(Task material begins)

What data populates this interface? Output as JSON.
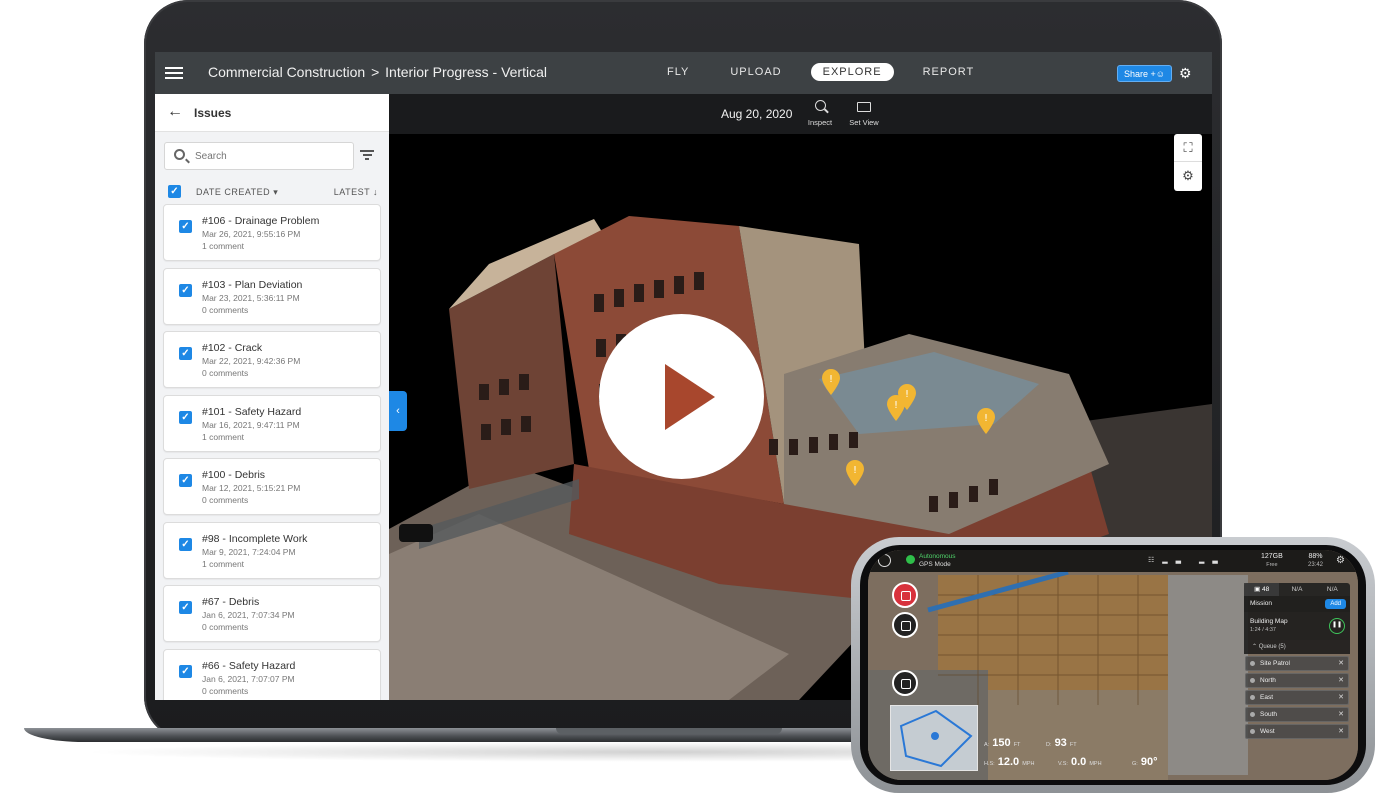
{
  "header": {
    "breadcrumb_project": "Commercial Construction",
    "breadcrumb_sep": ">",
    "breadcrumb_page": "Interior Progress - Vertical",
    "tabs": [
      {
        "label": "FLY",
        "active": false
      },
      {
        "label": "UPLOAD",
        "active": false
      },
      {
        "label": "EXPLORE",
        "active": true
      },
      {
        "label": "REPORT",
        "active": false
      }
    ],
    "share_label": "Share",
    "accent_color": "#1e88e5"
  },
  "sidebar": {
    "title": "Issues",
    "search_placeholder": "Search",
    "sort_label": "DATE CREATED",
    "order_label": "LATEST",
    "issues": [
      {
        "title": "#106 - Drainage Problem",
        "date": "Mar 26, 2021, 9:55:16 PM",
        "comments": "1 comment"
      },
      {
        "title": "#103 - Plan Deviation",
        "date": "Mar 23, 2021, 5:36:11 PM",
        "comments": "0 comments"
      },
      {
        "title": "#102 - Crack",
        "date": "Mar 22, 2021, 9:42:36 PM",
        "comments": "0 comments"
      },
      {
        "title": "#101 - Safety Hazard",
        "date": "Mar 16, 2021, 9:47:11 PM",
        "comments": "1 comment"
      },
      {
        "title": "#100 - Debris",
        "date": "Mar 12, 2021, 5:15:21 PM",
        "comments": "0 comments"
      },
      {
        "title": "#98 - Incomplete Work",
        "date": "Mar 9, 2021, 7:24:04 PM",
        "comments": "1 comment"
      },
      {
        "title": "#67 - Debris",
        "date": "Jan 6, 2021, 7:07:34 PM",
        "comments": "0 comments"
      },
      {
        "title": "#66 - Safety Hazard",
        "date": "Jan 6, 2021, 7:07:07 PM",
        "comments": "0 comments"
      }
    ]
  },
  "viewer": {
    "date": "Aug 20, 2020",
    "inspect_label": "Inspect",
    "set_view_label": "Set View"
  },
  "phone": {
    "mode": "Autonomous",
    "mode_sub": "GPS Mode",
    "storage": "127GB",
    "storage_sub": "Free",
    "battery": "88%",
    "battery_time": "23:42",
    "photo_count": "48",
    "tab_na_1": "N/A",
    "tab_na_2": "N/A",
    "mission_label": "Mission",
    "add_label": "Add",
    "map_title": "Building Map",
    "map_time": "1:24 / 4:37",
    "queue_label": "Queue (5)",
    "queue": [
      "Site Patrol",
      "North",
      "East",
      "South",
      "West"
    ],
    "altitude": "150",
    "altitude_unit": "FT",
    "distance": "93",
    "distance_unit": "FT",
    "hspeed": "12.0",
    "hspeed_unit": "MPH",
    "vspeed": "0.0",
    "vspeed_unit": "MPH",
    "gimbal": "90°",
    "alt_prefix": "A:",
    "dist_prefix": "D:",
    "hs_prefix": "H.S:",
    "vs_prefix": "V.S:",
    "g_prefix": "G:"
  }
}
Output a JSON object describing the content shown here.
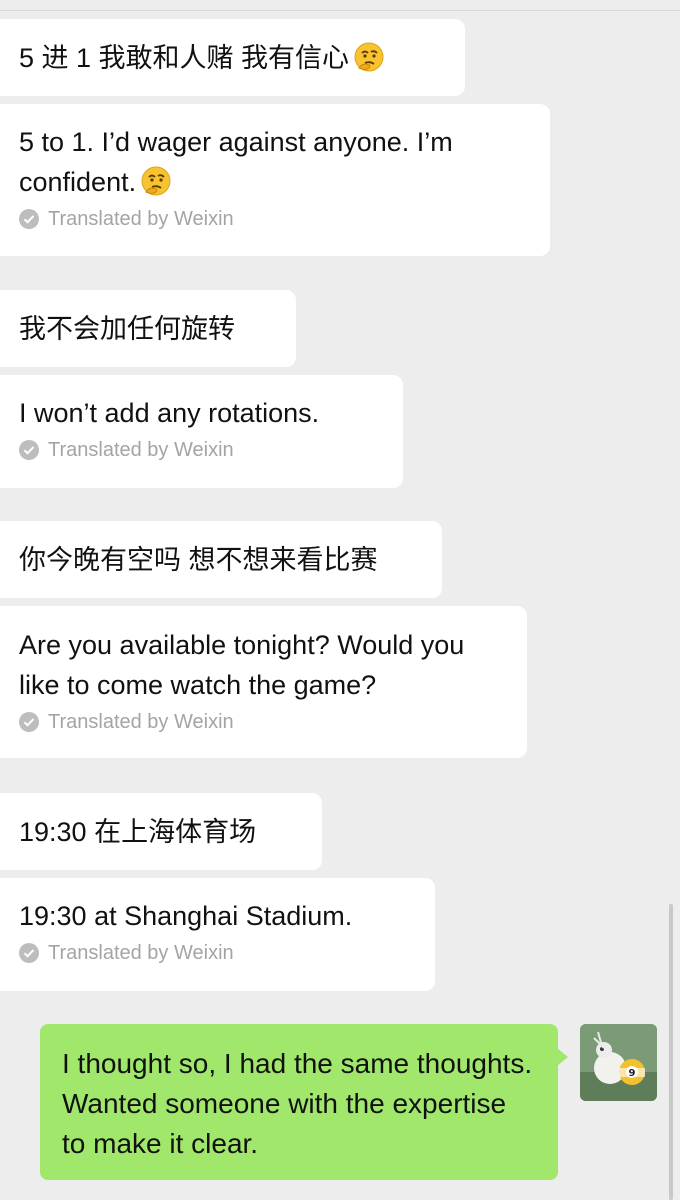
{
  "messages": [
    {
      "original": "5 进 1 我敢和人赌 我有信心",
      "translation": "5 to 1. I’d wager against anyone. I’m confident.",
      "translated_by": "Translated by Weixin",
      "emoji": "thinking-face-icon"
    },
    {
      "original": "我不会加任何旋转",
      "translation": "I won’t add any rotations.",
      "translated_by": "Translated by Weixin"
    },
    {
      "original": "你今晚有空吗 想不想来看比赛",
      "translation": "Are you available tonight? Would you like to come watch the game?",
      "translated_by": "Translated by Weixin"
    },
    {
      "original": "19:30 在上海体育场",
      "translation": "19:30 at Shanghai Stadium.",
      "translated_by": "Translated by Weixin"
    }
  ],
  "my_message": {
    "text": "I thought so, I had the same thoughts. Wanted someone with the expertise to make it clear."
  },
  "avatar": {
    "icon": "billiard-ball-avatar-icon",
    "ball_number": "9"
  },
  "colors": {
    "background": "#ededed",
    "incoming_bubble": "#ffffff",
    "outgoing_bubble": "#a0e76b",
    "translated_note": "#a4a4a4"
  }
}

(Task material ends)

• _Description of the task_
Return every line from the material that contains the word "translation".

• _The completed task_
      "translation": "5 to 1. I’d wager against anyone. I’m confident.",
      "translation": "I won’t add any rotations.",
      "translation": "Are you available tonight? Would you like to come watch the game?",
      "translation": "19:30 at Shanghai Stadium.",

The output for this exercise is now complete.